[Source data]
┌────────
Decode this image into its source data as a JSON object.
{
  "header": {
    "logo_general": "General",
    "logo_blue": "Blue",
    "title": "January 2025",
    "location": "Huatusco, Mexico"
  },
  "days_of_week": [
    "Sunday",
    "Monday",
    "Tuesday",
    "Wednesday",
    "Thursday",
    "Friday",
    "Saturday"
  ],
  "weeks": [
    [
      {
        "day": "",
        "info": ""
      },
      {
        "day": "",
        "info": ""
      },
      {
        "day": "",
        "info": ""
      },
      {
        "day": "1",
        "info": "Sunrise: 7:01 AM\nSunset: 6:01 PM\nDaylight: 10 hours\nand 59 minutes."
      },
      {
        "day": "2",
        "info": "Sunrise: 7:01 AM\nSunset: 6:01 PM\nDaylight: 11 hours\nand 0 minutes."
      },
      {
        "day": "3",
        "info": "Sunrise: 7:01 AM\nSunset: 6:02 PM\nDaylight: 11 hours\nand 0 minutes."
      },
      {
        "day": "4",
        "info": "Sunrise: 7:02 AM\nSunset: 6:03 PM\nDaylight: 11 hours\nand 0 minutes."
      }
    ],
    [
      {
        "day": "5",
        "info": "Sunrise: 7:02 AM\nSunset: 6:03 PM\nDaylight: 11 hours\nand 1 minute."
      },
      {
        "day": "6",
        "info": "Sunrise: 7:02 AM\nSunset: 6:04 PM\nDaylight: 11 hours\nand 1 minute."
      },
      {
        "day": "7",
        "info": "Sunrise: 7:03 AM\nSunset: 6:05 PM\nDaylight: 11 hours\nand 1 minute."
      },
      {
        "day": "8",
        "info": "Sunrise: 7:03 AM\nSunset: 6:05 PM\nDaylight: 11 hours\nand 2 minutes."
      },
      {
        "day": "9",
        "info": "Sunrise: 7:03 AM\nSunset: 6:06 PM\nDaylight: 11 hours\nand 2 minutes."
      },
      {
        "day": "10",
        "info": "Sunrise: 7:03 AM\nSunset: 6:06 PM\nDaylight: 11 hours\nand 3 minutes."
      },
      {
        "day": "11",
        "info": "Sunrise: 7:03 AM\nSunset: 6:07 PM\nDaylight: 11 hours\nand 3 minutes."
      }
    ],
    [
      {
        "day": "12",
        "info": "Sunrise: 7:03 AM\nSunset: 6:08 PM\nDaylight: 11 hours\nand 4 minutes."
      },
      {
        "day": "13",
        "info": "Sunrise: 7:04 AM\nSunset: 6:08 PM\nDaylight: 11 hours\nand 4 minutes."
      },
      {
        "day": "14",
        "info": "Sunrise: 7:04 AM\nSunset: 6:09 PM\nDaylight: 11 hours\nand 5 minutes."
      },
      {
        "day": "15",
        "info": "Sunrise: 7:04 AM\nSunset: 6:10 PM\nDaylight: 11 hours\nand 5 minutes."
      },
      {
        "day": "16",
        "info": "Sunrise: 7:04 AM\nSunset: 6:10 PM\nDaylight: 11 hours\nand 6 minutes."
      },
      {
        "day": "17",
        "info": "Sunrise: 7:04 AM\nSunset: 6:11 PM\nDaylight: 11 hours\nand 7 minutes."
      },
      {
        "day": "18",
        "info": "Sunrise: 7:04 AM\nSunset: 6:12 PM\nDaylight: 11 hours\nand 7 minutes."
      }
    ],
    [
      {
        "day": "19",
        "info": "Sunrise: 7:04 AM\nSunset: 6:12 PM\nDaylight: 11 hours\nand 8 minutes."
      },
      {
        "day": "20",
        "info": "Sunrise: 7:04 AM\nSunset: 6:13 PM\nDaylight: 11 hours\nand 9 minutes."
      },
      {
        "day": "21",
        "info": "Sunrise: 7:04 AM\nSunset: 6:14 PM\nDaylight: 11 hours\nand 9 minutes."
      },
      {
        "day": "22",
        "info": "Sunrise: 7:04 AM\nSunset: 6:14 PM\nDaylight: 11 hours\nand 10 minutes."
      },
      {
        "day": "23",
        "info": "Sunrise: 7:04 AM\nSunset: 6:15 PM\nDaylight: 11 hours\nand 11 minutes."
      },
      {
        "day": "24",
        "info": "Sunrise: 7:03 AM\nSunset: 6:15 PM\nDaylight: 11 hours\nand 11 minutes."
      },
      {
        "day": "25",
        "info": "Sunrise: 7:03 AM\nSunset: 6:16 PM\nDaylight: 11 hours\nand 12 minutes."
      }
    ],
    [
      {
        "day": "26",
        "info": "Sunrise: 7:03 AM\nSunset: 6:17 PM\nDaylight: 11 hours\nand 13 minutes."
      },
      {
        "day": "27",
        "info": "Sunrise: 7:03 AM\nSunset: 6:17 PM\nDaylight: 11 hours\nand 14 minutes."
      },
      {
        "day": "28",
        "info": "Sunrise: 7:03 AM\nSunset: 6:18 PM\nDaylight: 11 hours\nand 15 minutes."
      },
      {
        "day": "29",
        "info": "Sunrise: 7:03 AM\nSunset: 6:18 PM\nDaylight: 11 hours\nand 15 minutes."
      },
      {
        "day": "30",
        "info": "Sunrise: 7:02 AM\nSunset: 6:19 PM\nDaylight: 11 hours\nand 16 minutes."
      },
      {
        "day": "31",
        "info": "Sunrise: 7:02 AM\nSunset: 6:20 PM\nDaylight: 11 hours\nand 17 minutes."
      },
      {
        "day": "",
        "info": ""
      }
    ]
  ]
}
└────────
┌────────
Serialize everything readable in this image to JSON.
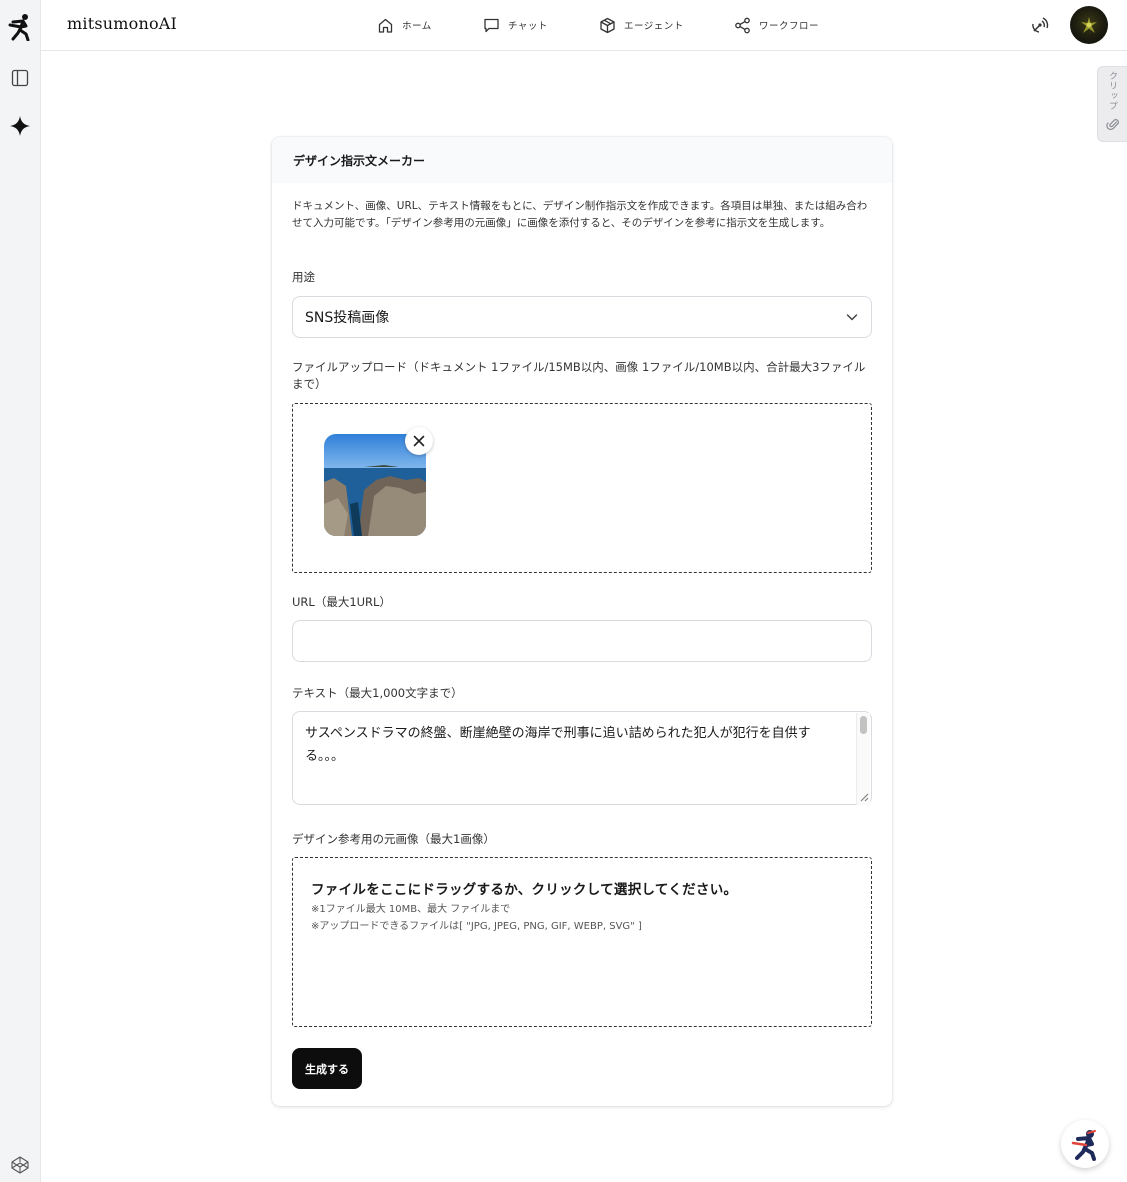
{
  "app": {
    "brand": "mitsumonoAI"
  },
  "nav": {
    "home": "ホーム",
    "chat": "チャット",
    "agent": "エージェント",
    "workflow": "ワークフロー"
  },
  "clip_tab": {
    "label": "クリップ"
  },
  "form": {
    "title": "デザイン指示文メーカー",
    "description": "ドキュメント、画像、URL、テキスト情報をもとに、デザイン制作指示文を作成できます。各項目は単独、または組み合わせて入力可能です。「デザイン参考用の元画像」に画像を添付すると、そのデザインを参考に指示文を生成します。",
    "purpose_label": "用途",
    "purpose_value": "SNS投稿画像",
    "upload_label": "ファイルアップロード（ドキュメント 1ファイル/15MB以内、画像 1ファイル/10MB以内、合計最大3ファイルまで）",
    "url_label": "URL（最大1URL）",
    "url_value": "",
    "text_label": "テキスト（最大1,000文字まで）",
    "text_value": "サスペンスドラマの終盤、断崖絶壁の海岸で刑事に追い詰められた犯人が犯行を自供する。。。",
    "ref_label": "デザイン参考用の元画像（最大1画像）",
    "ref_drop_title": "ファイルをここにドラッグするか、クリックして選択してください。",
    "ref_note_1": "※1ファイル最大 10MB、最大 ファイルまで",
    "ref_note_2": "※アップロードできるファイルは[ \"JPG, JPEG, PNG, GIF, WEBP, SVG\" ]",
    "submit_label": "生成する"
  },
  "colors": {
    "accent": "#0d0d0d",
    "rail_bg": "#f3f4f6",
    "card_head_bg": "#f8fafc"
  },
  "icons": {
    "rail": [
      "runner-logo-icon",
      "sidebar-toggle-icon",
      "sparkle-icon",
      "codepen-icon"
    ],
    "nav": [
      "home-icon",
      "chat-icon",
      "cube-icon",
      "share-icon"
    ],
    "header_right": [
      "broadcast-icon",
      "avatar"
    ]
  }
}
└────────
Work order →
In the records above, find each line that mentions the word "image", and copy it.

Output below →
Decode this image into its source data as a JSON object.
Serialize everything readable in this image to JSON.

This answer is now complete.